Translator: Mitch Abidor (Declaration to the French People and International Worker’s Association: Federal Council of Parisian Sections) and Paul Sharkey (On the Organisation of the Commune, Paris Today Is Free. . . and On the Production of Goods During the Commune).
Translator: Barry Marshall
Lyons, 17th May 1846
My Dear Monsieur Marx,
I will gladly agree to be one of the recipients of your correspondence, the aim and organisation of which seems very useful to me.
La Voix du Peuple
3rd December, 1849
Translation by Benjamin R. Tucker
La Voix du Peuple
28th December 1849
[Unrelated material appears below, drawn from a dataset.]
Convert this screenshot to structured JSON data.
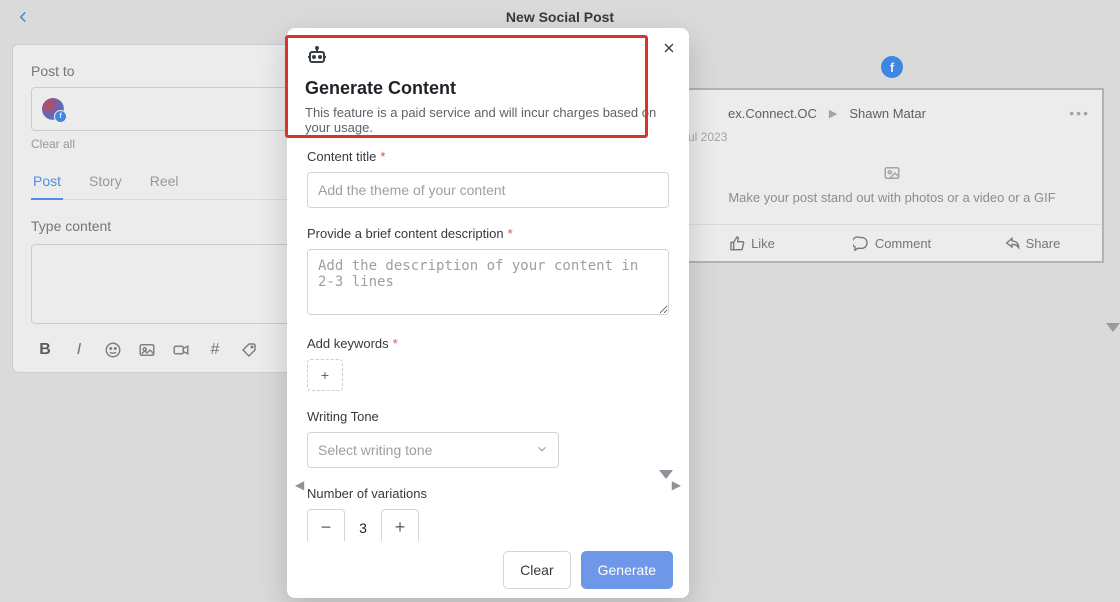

Translator: Paul Sharkey
Translator: Ian Harvey
Property is impossible; equality does not exist. We hate the former, and yet wish to possess it; the latter rules all our thoughts, yet we know not how to reach it. Who will explain this profound antagonism between our conscience and our will? Who will point out the causes of this pernicious error, which has become the most sacred principle of justice and society?
I am bold enough to undertake the task, and I hope to succeed.
The last resort of proprietors, — the overwhelming argument whose invincible potency reassures them, — is that, in their opinion, equality of conditions is impossible. “Equality of conditions is a chimera,” they cry with a knowing air; “distribute wealth equally to-day — to-morrow this equality will have vanished.”
Nearly all the modern writers on jurisprudence, taking their cue from the economists, have abandoned the theory of first occupancy as a too dangerous one, and have adopted that which regards property as born of labour. In this they are deluded; they reason in a circle. To labour it is necessary to occupy, says M. Cousin.
Occupation and civil law as efficient bases of property.